CHARLESTON, W.Va. -- When Danny Riffle lost his leg nine years ago, he didn't think he would become an athlete.
In fact, when he first was first approached to join Charleston Area Medical Center's challenged sports program, he said he wasn't interested.
However, thanks to a need to get out of his hospital room and a therapist who insisted he join the program, Riffle says he joined and it changed his life.
"I've never been an athlete in my life," the 64-year-old Summersville resident said. "When teams chose their ball team for sandlot, I was the last to be chosen. I wasn't that athletic but the challenged sports program offered the opportunity to be an athlete. Now, I feel like I am."
A smoker for 41 years, Riffle said he started having trouble with his leg but he still couldn't kick the habit, which later caused him to lose his leg.
"It's awful to say but I'm healthier now than I was 10 years ago," he said. "I did no physical activity. I worked hard -- worked long hours. I came home and sat on the couch. I did what I had to do and that's it. Now, I look forward to do what I can physically."
Back in 2004, Riffle had just received his artificial leg and was in rehab to learn how to use it. His recreational therapist saw him again the day after Riffle initially had expressed no interest in joining the program.

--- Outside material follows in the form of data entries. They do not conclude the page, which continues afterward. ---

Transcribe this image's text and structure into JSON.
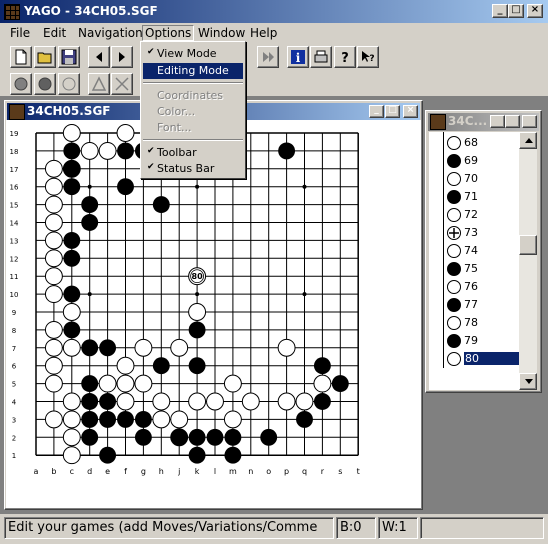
{
  "window": {
    "title": "YAGO - 34CH05.SGF"
  },
  "menu": [
    "File",
    "Edit",
    "Navigation",
    "Options",
    "Window",
    "Help"
  ],
  "options_menu": {
    "items": [
      {
        "label": "View Mode",
        "checked": true,
        "state": "normal"
      },
      {
        "label": "Editing Mode",
        "checked": false,
        "state": "highlighted"
      },
      {
        "label": "Coordinates",
        "checked": false,
        "state": "disabled"
      },
      {
        "label": "Color...",
        "checked": false,
        "state": "disabled"
      },
      {
        "label": "Font...",
        "checked": false,
        "state": "disabled"
      },
      {
        "label": "Toolbar",
        "checked": true,
        "state": "normal"
      },
      {
        "label": "Status Bar",
        "checked": true,
        "state": "normal"
      }
    ]
  },
  "board_window": {
    "title": "34CH05.SGF"
  },
  "tree_window": {
    "title": "34C..."
  },
  "board": {
    "size": 19,
    "col_labels": [
      "a",
      "b",
      "c",
      "d",
      "e",
      "f",
      "g",
      "h",
      "j",
      "k",
      "l",
      "m",
      "n",
      "o",
      "p",
      "q",
      "r",
      "s",
      "t"
    ],
    "row_labels": [
      "19",
      "18",
      "17",
      "16",
      "15",
      "14",
      "13",
      "12",
      "11",
      "10",
      "9",
      "8",
      "7",
      "6",
      "5",
      "4",
      "3",
      "2",
      "1"
    ],
    "last_move_label": "80",
    "black": [
      [
        3,
        2
      ],
      [
        6,
        2
      ],
      [
        7,
        2
      ],
      [
        11,
        2
      ],
      [
        15,
        2
      ],
      [
        3,
        3
      ],
      [
        3,
        4
      ],
      [
        6,
        4
      ],
      [
        4,
        5
      ],
      [
        8,
        5
      ],
      [
        4,
        6
      ],
      [
        3,
        7
      ],
      [
        3,
        8
      ],
      [
        10,
        9
      ],
      [
        3,
        10
      ],
      [
        10,
        12
      ],
      [
        3,
        12
      ],
      [
        4,
        13
      ],
      [
        5,
        13
      ],
      [
        8,
        14
      ],
      [
        10,
        14
      ],
      [
        4,
        15
      ],
      [
        18,
        15
      ],
      [
        17,
        14
      ],
      [
        4,
        16
      ],
      [
        5,
        16
      ],
      [
        6,
        17
      ],
      [
        4,
        17
      ],
      [
        5,
        17
      ],
      [
        7,
        17
      ],
      [
        7,
        18
      ],
      [
        4,
        18
      ],
      [
        9,
        18
      ],
      [
        10,
        18
      ],
      [
        11,
        18
      ],
      [
        12,
        18
      ],
      [
        14,
        18
      ],
      [
        5,
        19
      ],
      [
        10,
        19
      ],
      [
        12,
        19
      ],
      [
        16,
        17
      ],
      [
        17,
        16
      ]
    ],
    "white": [
      [
        3,
        1
      ],
      [
        6,
        1
      ],
      [
        9,
        1
      ],
      [
        4,
        2
      ],
      [
        5,
        2
      ],
      [
        2,
        3
      ],
      [
        3,
        3
      ],
      [
        2,
        4
      ],
      [
        2,
        5
      ],
      [
        2,
        6
      ],
      [
        2,
        7
      ],
      [
        2,
        8
      ],
      [
        2,
        9
      ],
      [
        2,
        10
      ],
      [
        3,
        11
      ],
      [
        3,
        13
      ],
      [
        2,
        13
      ],
      [
        2,
        12
      ],
      [
        2,
        14
      ],
      [
        2,
        15
      ],
      [
        5,
        15
      ],
      [
        6,
        15
      ],
      [
        7,
        15
      ],
      [
        8,
        16
      ],
      [
        9,
        17
      ],
      [
        10,
        16
      ],
      [
        11,
        16
      ],
      [
        12,
        17
      ],
      [
        13,
        16
      ],
      [
        6,
        16
      ],
      [
        3,
        16
      ],
      [
        2,
        17
      ],
      [
        3,
        17
      ],
      [
        6,
        14
      ],
      [
        9,
        13
      ],
      [
        12,
        15
      ],
      [
        15,
        16
      ],
      [
        16,
        16
      ],
      [
        17,
        15
      ],
      [
        3,
        18
      ],
      [
        9,
        18
      ],
      [
        10,
        11
      ],
      [
        15,
        13
      ],
      [
        3,
        19
      ],
      [
        7,
        13
      ],
      [
        8,
        17
      ]
    ],
    "hoshi": [
      [
        4,
        4
      ],
      [
        4,
        10
      ],
      [
        4,
        16
      ],
      [
        10,
        4
      ],
      [
        10,
        10
      ],
      [
        10,
        16
      ],
      [
        16,
        4
      ],
      [
        16,
        10
      ],
      [
        16,
        16
      ]
    ]
  },
  "tree": {
    "rows": [
      {
        "label": "68",
        "color": "white"
      },
      {
        "label": "69",
        "color": "black"
      },
      {
        "label": "70",
        "color": "white"
      },
      {
        "label": "71",
        "color": "black"
      },
      {
        "label": "72",
        "color": "white"
      },
      {
        "label": "73",
        "color": "white"
      },
      {
        "label": "74",
        "color": "white"
      },
      {
        "label": "75",
        "color": "black"
      },
      {
        "label": "76",
        "color": "white"
      },
      {
        "label": "77",
        "color": "black"
      },
      {
        "label": "78",
        "color": "white"
      },
      {
        "label": "79",
        "color": "black"
      },
      {
        "label": "80",
        "color": "white"
      }
    ],
    "selected_index": 12
  },
  "status": {
    "message": "Edit your games (add Moves/Variations/Comme",
    "black": "B:0",
    "white": "W:1"
  }
}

The program, sponsored by CAMC's Medical Rehabilitation Center, is the only organized, sanctioned sporting program for the physically challenged in West Virginia, according to the hospital.

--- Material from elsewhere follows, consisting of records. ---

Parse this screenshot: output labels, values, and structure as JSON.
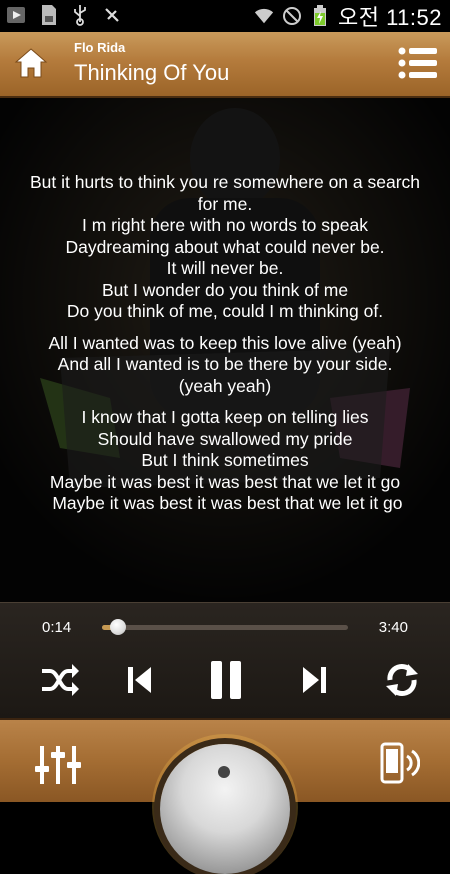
{
  "status_bar": {
    "clock": "오전 11:52",
    "icons": [
      "media-player-icon",
      "sd-card-icon",
      "usb-icon",
      "usb-debug-icon",
      "wifi-icon",
      "no-signal-icon",
      "battery-charging-icon"
    ]
  },
  "header": {
    "artist": "Flo Rida",
    "song_title": "Thinking Of You"
  },
  "lyrics": [
    "But it hurts to think you re somewhere on a search",
    "for me.",
    "I m right here with no words to speak",
    "Daydreaming about what could never be.",
    "It will never be.",
    "But I wonder do you think of me",
    "Do you think of me, could I m thinking of.",
    "",
    "All I wanted was to keep this love alive (yeah)",
    "And all I wanted is to be there by your side.",
    "(yeah yeah)",
    "",
    "I know that I gotta keep on telling lies",
    "Should have swallowed my pride",
    "But I think sometimes",
    "Maybe it was best it was best that we let it go",
    " Maybe it was best it was best that we let it go"
  ],
  "player": {
    "current_time": "0:14",
    "total_time": "3:40",
    "progress_fraction": 0.064
  },
  "colors": {
    "wood": "#b47b3c",
    "accent": "#c79a53"
  }
}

Riffle said he was skeptical because he had never done javelin or shot put before.
"He said there was a vacant lot two blocks up the street and there were implements in the office and he would teach me how to throw," Riffle said. "I was in the hospital for nine days. Just the opportunity to be outside was enough for me to want to give it a try."

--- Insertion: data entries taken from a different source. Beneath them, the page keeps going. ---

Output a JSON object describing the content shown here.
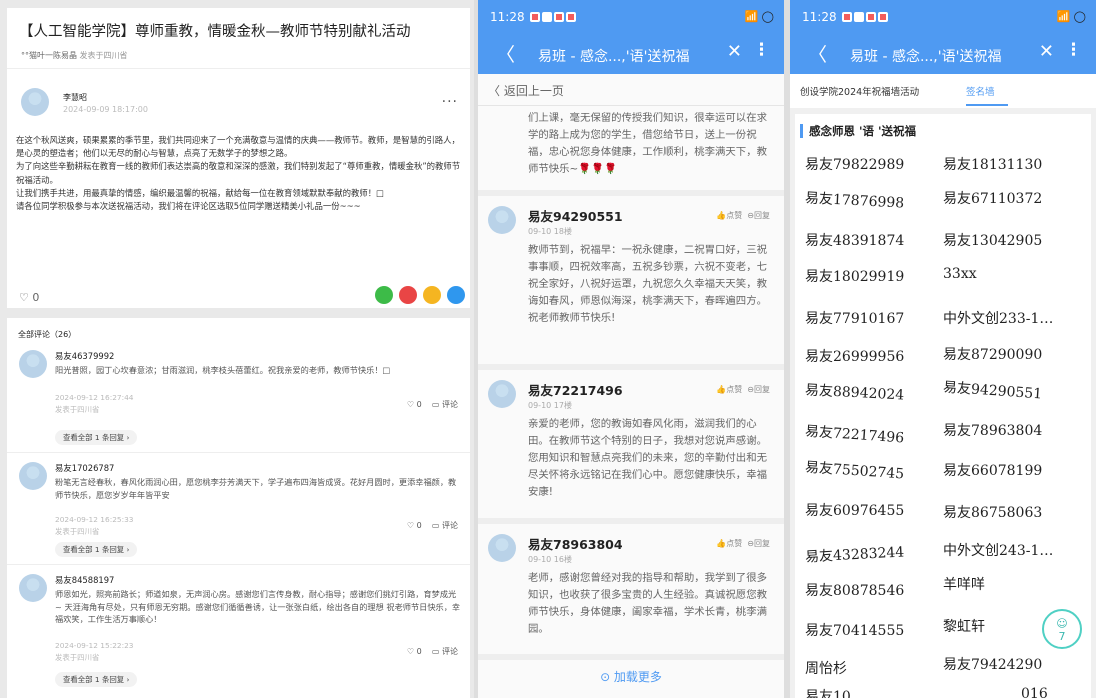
{
  "article": {
    "title": "【人工智能学院】尊师重教，情暖金秋—教师节特别献礼活动",
    "sub_tag": "°°猫叶一陈易晶",
    "sub_loc": "发表于四川省",
    "author": "李慧昭",
    "time": "2024-09-09 18:17:00",
    "more": "···",
    "paragraphs": [
      "在这个秋风送爽，硕果累累的季节里，我们共同迎来了一个充满敬意与温情的庆典——教师节。教师，是智慧的引路人，是心灵的塑造者；他们以无尽的耐心与智慧，点亮了无数学子的梦想之路。",
      "为了向这些辛勤耕耘在教育一线的教师们表达崇高的敬意和深深的感激，我们特别发起了“尊师重教，情暖金秋”的教师节祝福活动。",
      "让我们携手共进，用最真挚的情感，编织最温馨的祝福，献给每一位在教育领域默默奉献的教师！□",
      "请各位同学积极参与本次送祝福活动，我们将在评论区选取5位同学赠送精美小礼品一份~~~"
    ],
    "likes": "0"
  },
  "comments": {
    "title": "全部评论（26）",
    "items": [
      {
        "name": "易友46379992",
        "text": "阳光普照，园丁心坎春意浓；甘雨滋润，桃李枝头蓓蕾红。祝我亲爱的老师，教师节快乐！□",
        "time": "2024-09-12 16:27:44",
        "loc": "发表于四川省",
        "likes": "0",
        "reply": "评论",
        "more": "查看全部 1 条回复 ›"
      },
      {
        "name": "易友17026787",
        "text": "粉笔无言经春秋，春风化雨润心田，愿您桃李芬芳满天下，学子遍布四海皆成贤。花好月圆时，更添幸福颜，教师节快乐，愿您岁岁年年皆平安",
        "time": "2024-09-12 16:25:33",
        "loc": "发表于四川省",
        "likes": "0",
        "reply": "评论",
        "more": "查看全部 1 条回复 ›"
      },
      {
        "name": "易友84588197",
        "text": "师恩如光，照亮前路长；师道如泉，无声润心房。感谢您们言传身教，耐心指导；感谢您们挑灯引路，育梦成光~ 天涯海角有尽处，只有师恩无穷期。感谢您们循循善诱，让一张张白纸，绘出各自的理想 祝老师节日快乐，幸福欢笑，工作生活万事顺心！",
        "time": "2024-09-12 15:22:23",
        "loc": "发表于四川省",
        "likes": "0",
        "reply": "评论",
        "more": "查看全部 1 条回复 ›"
      }
    ]
  },
  "phone": {
    "time": "11:28",
    "signal": "📶 ◯",
    "nav_title": "易班 - 感念...,'语'送祝福",
    "back_icon": "〈",
    "close_icon": "✕",
    "more_icon": "⋮"
  },
  "messages_panel": {
    "back_label": "〈 返回上一页",
    "first_text": "们上课，毫无保留的传授我们知识，很幸运可以在求学的路上成为您的学生，借您给节日，送上一份祝福，忠心祝您身体健康，工作顺利，桃李满天下，教师节快乐~🌹🌹🌹",
    "items": [
      {
        "name": "易友94290551",
        "floor": "09-10 18楼",
        "like": "👍点赞",
        "reply": "⊖回复",
        "text": "教师节到，祝福早：一祝永健康，二祝胃口好，三祝事事顺，四祝效率高，五祝多钞票，六祝不变老，七祝全家好，八祝好运罩，九祝您久久幸福天天笑，教诲如春风，师恩似海深，桃李满天下，春晖遍四方。祝老师教师节快乐!"
      },
      {
        "name": "易友72217496",
        "floor": "09-10 17楼",
        "like": "👍点赞",
        "reply": "⊖回复",
        "text": "亲爱的老师，您的教诲如春风化雨，滋润我们的心田。在教师节这个特别的日子，我想对您说声感谢。您用知识和智慧点亮我们的未来，您的辛勤付出和无尽关怀将永远铭记在我们心中。愿您健康快乐，幸福安康!"
      },
      {
        "name": "易友78963804",
        "floor": "09-10 16楼",
        "like": "👍点赞",
        "reply": "⊖回复",
        "text": "老师，感谢您曾经对我的指导和帮助，我学到了很多知识，也收获了很多宝贵的人生经验。真诚祝愿您教师节快乐，身体健康，阖家幸福，学术长青，桃李满园。"
      }
    ],
    "load_more": "⊙ 加载更多"
  },
  "signwall": {
    "tab1": "创设学院2024年祝福墙活动",
    "tab2": "签名墙",
    "title": "感念师恩 '语 '送祝福",
    "names": [
      "易友79822989",
      "易友18131130",
      "易友17876998",
      "易友67110372",
      "易友48391874",
      "易友13042905",
      "易友18029919",
      "33xx",
      "易友77910167",
      "中外文创233-1…",
      "易友26999956",
      "易友87290090",
      "易友88942024",
      "易友94290551",
      "易友72217496",
      "易友78963804",
      "易友75502745",
      "易友66078199",
      "易友60976455",
      "易友86758063",
      "易友43283244",
      "中外文创243-1…",
      "易友80878546",
      "羊咩咩",
      "易友70414555",
      "黎虹轩",
      "周怡杉",
      "易友79424290",
      "易友10",
      "016"
    ],
    "float_count": "7"
  },
  "colors": {
    "accent": "#4f9af2"
  }
}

At first, Riffle said he didn't think he was catching on but his therapist told him he was doing well.
However, it only took a year after receiving his artificial leg before he started competing. Riffle said he broke three state records and finished second in discus, javelin and shot put competitions.
"I raced my wheelchair in the 100-meter race," Riffle said. "The only chair I had was the one I was pushed out of the hospital on. And I finished second.